--- Data provided Enclosed Below ---

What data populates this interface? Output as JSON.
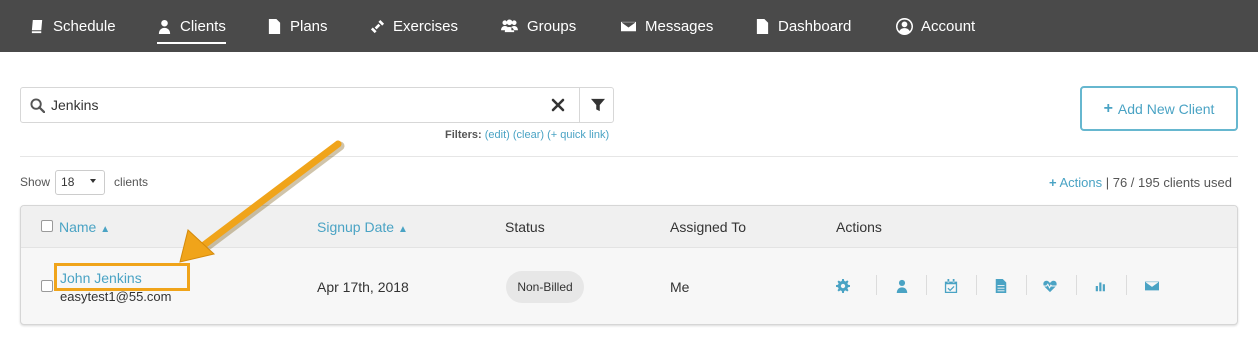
{
  "nav": {
    "items": [
      {
        "label": "Schedule",
        "icon": "book-icon"
      },
      {
        "label": "Clients",
        "icon": "user-icon",
        "active": true
      },
      {
        "label": "Plans",
        "icon": "document-icon"
      },
      {
        "label": "Exercises",
        "icon": "dumbbell-icon"
      },
      {
        "label": "Groups",
        "icon": "group-icon"
      },
      {
        "label": "Messages",
        "icon": "envelope-icon"
      },
      {
        "label": "Dashboard",
        "icon": "document-icon"
      },
      {
        "label": "Account",
        "icon": "account-icon"
      }
    ]
  },
  "search": {
    "value": "Jenkins"
  },
  "filters": {
    "label": "Filters:",
    "edit": "(edit)",
    "clear": "(clear)",
    "quick_link": "(+ quick link)"
  },
  "add_client_label": "Add New Client",
  "show": {
    "prefix": "Show",
    "value": "18",
    "suffix": "clients"
  },
  "usage": {
    "actions_label": "Actions",
    "count_text": "| 76 / 195 clients used"
  },
  "table": {
    "headers": {
      "name": "Name",
      "signup": "Signup Date",
      "status": "Status",
      "assigned": "Assigned To",
      "actions": "Actions"
    },
    "rows": [
      {
        "name": "John Jenkins",
        "email": "easytest1@55.com",
        "signup": "Apr 17th, 2018",
        "status": "Non-Billed",
        "assigned": "Me"
      }
    ]
  },
  "colors": {
    "nav_bg": "#4a4a4a",
    "accent": "#4aa3c4",
    "highlight": "#f0a41a"
  }
}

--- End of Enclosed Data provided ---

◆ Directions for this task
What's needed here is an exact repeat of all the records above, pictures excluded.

◆ Task solution
What data populates this interface? Output as JSON.
{
  "nav": {
    "items": [
      {
        "label": "Schedule",
        "icon": "book-icon"
      },
      {
        "label": "Clients",
        "icon": "user-icon",
        "active": true
      },
      {
        "label": "Plans",
        "icon": "document-icon"
      },
      {
        "label": "Exercises",
        "icon": "dumbbell-icon"
      },
      {
        "label": "Groups",
        "icon": "group-icon"
      },
      {
        "label": "Messages",
        "icon": "envelope-icon"
      },
      {
        "label": "Dashboard",
        "icon": "document-icon"
      },
      {
        "label": "Account",
        "icon": "account-icon"
      }
    ]
  },
  "search": {
    "value": "Jenkins"
  },
  "filters": {
    "label": "Filters:",
    "edit": "(edit)",
    "clear": "(clear)",
    "quick_link": "(+ quick link)"
  },
  "add_client_label": "Add New Client",
  "show": {
    "prefix": "Show",
    "value": "18",
    "suffix": "clients"
  },
  "usage": {
    "actions_label": "Actions",
    "count_text": "| 76 / 195 clients used"
  },
  "table": {
    "headers": {
      "name": "Name",
      "signup": "Signup Date",
      "status": "Status",
      "assigned": "Assigned To",
      "actions": "Actions"
    },
    "rows": [
      {
        "name": "John Jenkins",
        "email": "easytest1@55.com",
        "signup": "Apr 17th, 2018",
        "status": "Non-Billed",
        "assigned": "Me"
      }
    ]
  },
  "colors": {
    "nav_bg": "#4a4a4a",
    "accent": "#4aa3c4",
    "highlight": "#f0a41a"
  }
}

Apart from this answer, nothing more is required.